The award includes a $2500 prize to be used for ACC future programming.
Rayla Allison, J.D., sport management senior lecturer in the School of Kinesiology, was interviewed by the Fort Worth Star-Telegram after the news that Baylor football coach Art Briles had ignored and covered up reports of sexual assaults and discrimination by members of his team for years. Briles was fired and Baylor University President Ken Starr has stepped down.
“Some high-profile cases — many rape cases — have come up lately across the nation where the universities didn’t react appropriately to prevent discrimination,” Allison said. “It’s not just Baylor. It’s not just athletes. And it’s not just male athletes or students who are involved.”
Justin Geijer, Ph.D., (Ph.D., 2015) an assistant professor at Winona State University, is the lead author of an article recently published in Ultrasound in Medicine and Biology. The article, “Reproducibility of brachial vascular changes with alterations in end-tidal carbon dioxide,” examined the reproducibility of using carbon dioxide to alter diameter in the brachial artery. The results of this study suggest that carbon dioxide can alter the diameter of the brachial artery, but it is not reproducible enough to use this method to examine vascular health.

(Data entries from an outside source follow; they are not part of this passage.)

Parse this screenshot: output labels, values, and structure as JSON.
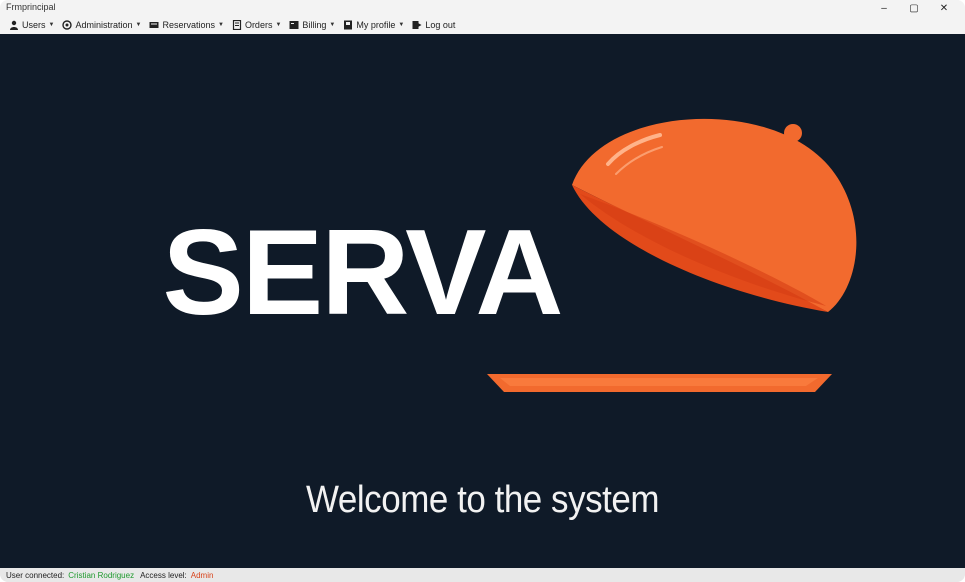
{
  "window": {
    "title": "Frmprincipal",
    "minimize_glyph": "–",
    "maximize_glyph": "▢",
    "close_glyph": "✕"
  },
  "menu": {
    "items": [
      {
        "label": "Users",
        "icon": "user-icon"
      },
      {
        "label": "Administration",
        "icon": "settings-icon"
      },
      {
        "label": "Reservations",
        "icon": "reservations-icon"
      },
      {
        "label": "Orders",
        "icon": "orders-icon"
      },
      {
        "label": "Billing",
        "icon": "billing-icon"
      },
      {
        "label": "My profile",
        "icon": "profile-icon"
      },
      {
        "label": "Log out",
        "icon": "logout-icon"
      }
    ],
    "caret": "▼"
  },
  "brand": {
    "name": "SERVA",
    "accent_color": "#f26a2e",
    "background_color": "#0f1a28"
  },
  "welcome": {
    "text": "Welcome to the system"
  },
  "status": {
    "user_label": "User connected:",
    "user_value": "Cristian Rodriguez",
    "level_label": "Access level:",
    "level_value": "Admin"
  }
}
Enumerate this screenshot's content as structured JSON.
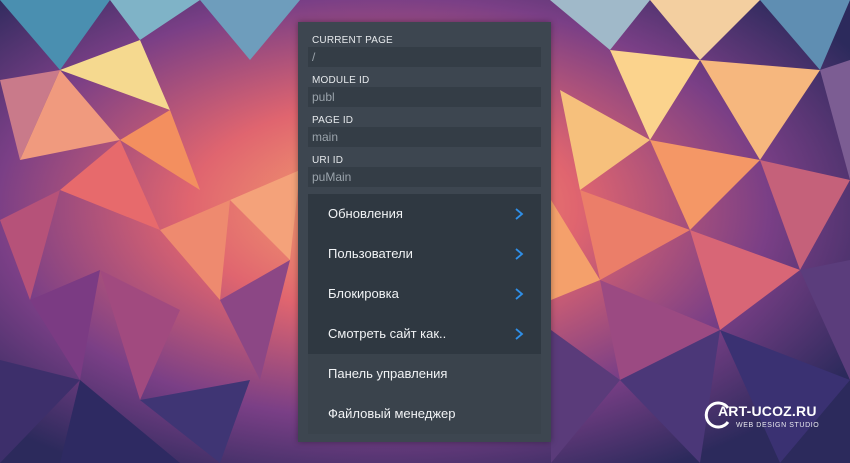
{
  "fields": [
    {
      "label": "CURRENT PAGE",
      "value": "/"
    },
    {
      "label": "MODULE ID",
      "value": "publ"
    },
    {
      "label": "PAGE ID",
      "value": "main"
    },
    {
      "label": "URI ID",
      "value": "puMain"
    }
  ],
  "menu": [
    {
      "label": "Обновления",
      "submenu": true
    },
    {
      "label": "Пользователи",
      "submenu": true
    },
    {
      "label": "Блокировка",
      "submenu": true
    },
    {
      "label": "Смотреть сайт как..",
      "submenu": true
    },
    {
      "label": "Панель управления",
      "submenu": false
    },
    {
      "label": "Файловый менеджер",
      "submenu": false
    }
  ],
  "watermark": {
    "name": "ART-UCOZ.RU",
    "tagline": "WEB DESIGN STUDIO"
  },
  "colors": {
    "accent_chevron": "#2f8fe8",
    "panel_bg": "#3d4650",
    "menu_bg": "#2f3841"
  }
}
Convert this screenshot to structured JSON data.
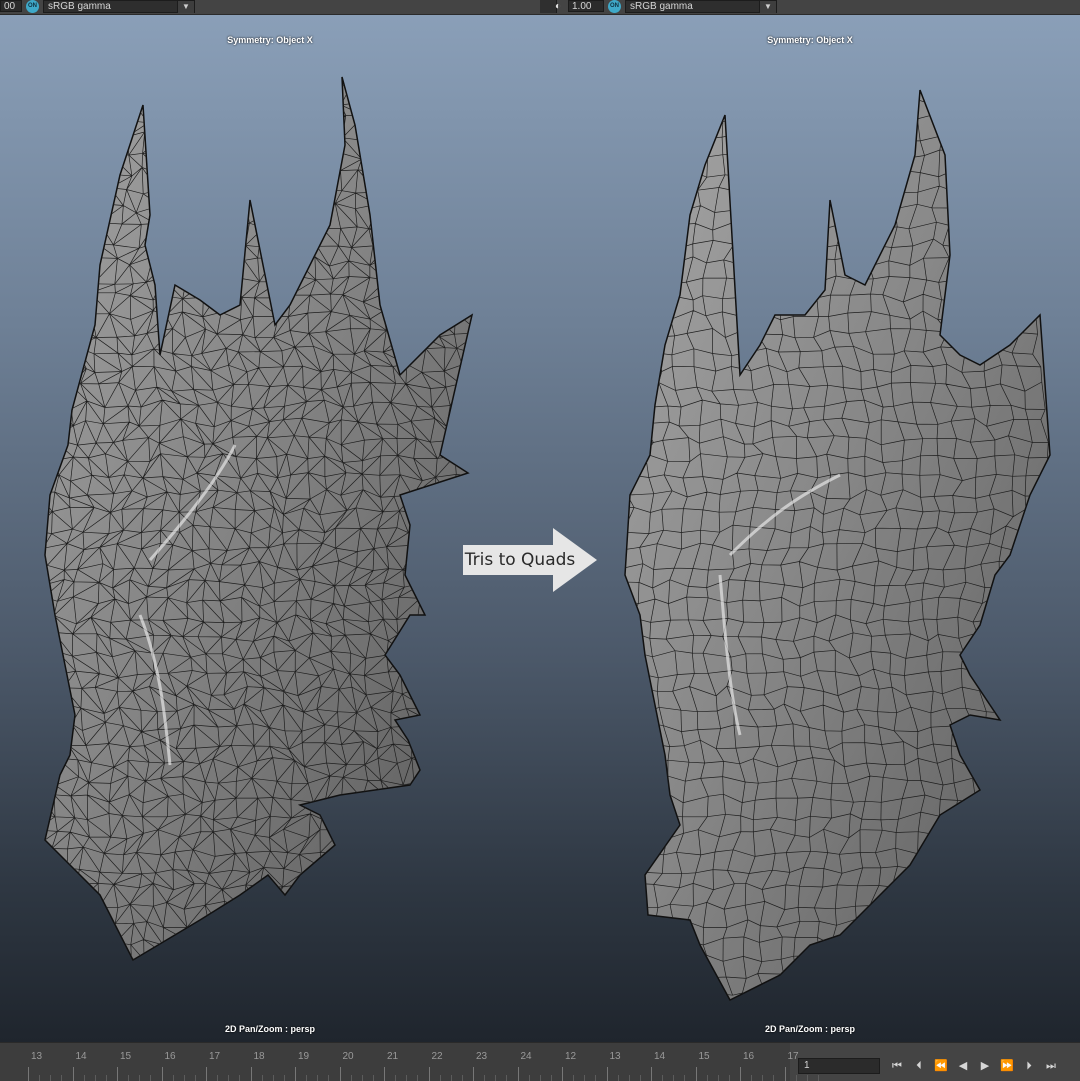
{
  "toolbar_left": {
    "exposure_value": "00",
    "colormanage_icon_label": "ON",
    "view_transform": "sRGB gamma",
    "icons": [
      "colormanage-icon",
      "dropdown-arrow-icon"
    ]
  },
  "toolbar_right": {
    "gamma_value": "1.00",
    "colormanage_icon_label": "ON",
    "view_transform": "sRGB gamma",
    "icons": [
      "exposure-icon",
      "colormanage-icon",
      "dropdown-arrow-icon"
    ]
  },
  "viewport_left": {
    "symmetry_label": "Symmetry: Object X",
    "camera_label": "2D Pan/Zoom : persp",
    "topology": "triangles"
  },
  "viewport_right": {
    "symmetry_label": "Symmetry: Object X",
    "camera_label": "2D Pan/Zoom : persp",
    "topology": "quads"
  },
  "annotation": {
    "arrow_label": "Tris to Quads",
    "arrow_color": "#e6e6e6"
  },
  "timeline": {
    "tick_labels": [
      "13",
      "14",
      "15",
      "16",
      "17",
      "18",
      "19",
      "20",
      "21",
      "22",
      "23",
      "24",
      "12",
      "13",
      "14",
      "15",
      "16",
      "17"
    ],
    "current_frame": "1",
    "transport_icons": [
      "go-to-start-icon",
      "step-back-icon",
      "step-back-key-icon",
      "play-backward-icon",
      "play-forward-icon",
      "step-forward-key-icon",
      "step-forward-icon",
      "go-to-end-icon"
    ]
  },
  "colors": {
    "viewport_top": "#8a9fb8",
    "viewport_bottom": "#1f252d",
    "ui_panel": "#444444",
    "mesh_fill": "#8c8c8c",
    "wire": "#1e1e1e"
  }
}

Chelsey Thul, Ph.D., lecturer in the School of Kinesiology, presented an MN-KPAH (Minnesota Knowledge to Practice in Adolescent Health; PI: Dr. Lyn Bearinger, Nursing) sponsored webinar to an interdisciplinary maternal and child health audience on May 26th. Dr. Thul’s webinar, “Co-Developing Physical Activity Opportunities with East African Adolescent Girls: Listening, Living it, and Lessons Learned,” focused on three community-based, youth engaged research projects aimed at understanding, developing, and sustaining long-term culturally relevant physical activity programming and opportunities with East African adolescent girls. Dr. Thul highlighted the value in listening, living it, and lessons learned throughout her presentation.
MN-KPAHaims to advance the knowledge/skills of practicing MCH professionals by enhancing their capacity to respond to common and emerging health needs of young people, at individual and population levels. MN-KPAH uses continuing education modalities to improve the practice capabilities of the interprofessional MCH workforce setting ranging from primary care to public health.